◆ PROBLEM TO SOLVE
Every entry in the following data should be output exactly.

◆ THE RECORDS
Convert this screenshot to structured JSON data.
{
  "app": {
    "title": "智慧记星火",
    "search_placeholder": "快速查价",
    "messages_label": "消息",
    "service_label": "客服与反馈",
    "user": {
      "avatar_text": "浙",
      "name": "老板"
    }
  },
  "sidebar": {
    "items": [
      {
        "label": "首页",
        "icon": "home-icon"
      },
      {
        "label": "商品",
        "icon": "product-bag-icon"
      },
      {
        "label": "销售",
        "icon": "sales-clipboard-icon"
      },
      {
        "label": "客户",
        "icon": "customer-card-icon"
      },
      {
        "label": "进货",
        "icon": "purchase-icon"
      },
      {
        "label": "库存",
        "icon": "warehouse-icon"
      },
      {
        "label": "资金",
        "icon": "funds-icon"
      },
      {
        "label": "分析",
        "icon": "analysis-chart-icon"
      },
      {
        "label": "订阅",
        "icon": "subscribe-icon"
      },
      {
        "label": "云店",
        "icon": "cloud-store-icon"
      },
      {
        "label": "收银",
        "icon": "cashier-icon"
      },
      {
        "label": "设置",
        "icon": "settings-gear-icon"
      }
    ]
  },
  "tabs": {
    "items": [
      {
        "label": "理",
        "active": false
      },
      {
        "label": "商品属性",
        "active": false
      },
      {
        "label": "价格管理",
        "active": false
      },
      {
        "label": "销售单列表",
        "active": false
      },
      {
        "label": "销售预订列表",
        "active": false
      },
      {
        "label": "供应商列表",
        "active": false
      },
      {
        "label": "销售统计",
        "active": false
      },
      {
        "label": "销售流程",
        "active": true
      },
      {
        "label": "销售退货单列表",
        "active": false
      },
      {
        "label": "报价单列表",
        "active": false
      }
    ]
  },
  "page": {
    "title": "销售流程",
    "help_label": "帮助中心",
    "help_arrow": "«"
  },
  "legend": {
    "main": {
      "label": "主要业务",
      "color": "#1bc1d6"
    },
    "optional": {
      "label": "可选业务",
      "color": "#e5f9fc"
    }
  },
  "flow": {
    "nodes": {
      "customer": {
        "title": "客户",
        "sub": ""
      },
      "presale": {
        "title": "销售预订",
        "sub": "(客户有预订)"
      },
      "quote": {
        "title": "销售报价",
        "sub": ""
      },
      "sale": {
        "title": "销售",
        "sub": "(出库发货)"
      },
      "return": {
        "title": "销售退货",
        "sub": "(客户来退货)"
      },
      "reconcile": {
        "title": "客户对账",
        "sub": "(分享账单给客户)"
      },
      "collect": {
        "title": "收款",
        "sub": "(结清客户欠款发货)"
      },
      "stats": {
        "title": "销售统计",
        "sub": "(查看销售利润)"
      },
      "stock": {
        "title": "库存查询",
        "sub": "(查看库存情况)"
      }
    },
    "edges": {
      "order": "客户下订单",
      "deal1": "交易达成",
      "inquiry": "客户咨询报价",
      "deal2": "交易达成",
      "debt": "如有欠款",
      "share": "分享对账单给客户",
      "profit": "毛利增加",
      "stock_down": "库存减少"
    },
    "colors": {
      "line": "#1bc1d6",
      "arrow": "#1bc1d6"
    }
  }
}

◆ TASK RESULT
Convert this screenshot to structured JSON data.
{
  "app": {
    "title": "智慧记星火",
    "search_placeholder": "快速查价",
    "messages_label": "消息",
    "service_label": "客服与反馈",
    "user": {
      "avatar_text": "浙",
      "name": "老板"
    }
  },
  "sidebar": {
    "items": [
      {
        "label": "首页",
        "icon": "home-icon"
      },
      {
        "label": "商品",
        "icon": "product-bag-icon"
      },
      {
        "label": "销售",
        "icon": "sales-clipboard-icon"
      },
      {
        "label": "客户",
        "icon": "customer-card-icon"
      },
      {
        "label": "进货",
        "icon": "purchase-icon"
      },
      {
        "label": "库存",
        "icon": "warehouse-icon"
      },
      {
        "label": "资金",
        "icon": "funds-icon"
      },
      {
        "label": "分析",
        "icon": "analysis-chart-icon"
      },
      {
        "label": "订阅",
        "icon": "subscribe-icon"
      },
      {
        "label": "云店",
        "icon": "cloud-store-icon"
      },
      {
        "label": "收银",
        "icon": "cashier-icon"
      },
      {
        "label": "设置",
        "icon": "settings-gear-icon"
      }
    ]
  },
  "tabs": {
    "items": [
      {
        "label": "理",
        "active": false
      },
      {
        "label": "商品属性",
        "active": false
      },
      {
        "label": "价格管理",
        "active": false
      },
      {
        "label": "销售单列表",
        "active": false
      },
      {
        "label": "销售预订列表",
        "active": false
      },
      {
        "label": "供应商列表",
        "active": false
      },
      {
        "label": "销售统计",
        "active": false
      },
      {
        "label": "销售流程",
        "active": true
      },
      {
        "label": "销售退货单列表",
        "active": false
      },
      {
        "label": "报价单列表",
        "active": false
      }
    ]
  },
  "page": {
    "title": "销售流程",
    "help_label": "帮助中心",
    "help_arrow": "«"
  },
  "legend": {
    "main": {
      "label": "主要业务",
      "color": "#1bc1d6"
    },
    "optional": {
      "label": "可选业务",
      "color": "#e5f9fc"
    }
  },
  "flow": {
    "nodes": {
      "customer": {
        "title": "客户",
        "sub": ""
      },
      "presale": {
        "title": "销售预订",
        "sub": "(客户有预订)"
      },
      "quote": {
        "title": "销售报价",
        "sub": ""
      },
      "sale": {
        "title": "销售",
        "sub": "(出库发货)"
      },
      "return": {
        "title": "销售退货",
        "sub": "(客户来退货)"
      },
      "reconcile": {
        "title": "客户对账",
        "sub": "(分享账单给客户)"
      },
      "collect": {
        "title": "收款",
        "sub": "(结清客户欠款发货)"
      },
      "stats": {
        "title": "销售统计",
        "sub": "(查看销售利润)"
      },
      "stock": {
        "title": "库存查询",
        "sub": "(查看库存情况)"
      }
    },
    "edges": {
      "order": "客户下订单",
      "deal1": "交易达成",
      "inquiry": "客户咨询报价",
      "deal2": "交易达成",
      "debt": "如有欠款",
      "share": "分享对账单给客户",
      "profit": "毛利增加",
      "stock_down": "库存减少"
    },
    "colors": {
      "line": "#1bc1d6",
      "arrow": "#1bc1d6"
    }
  }
}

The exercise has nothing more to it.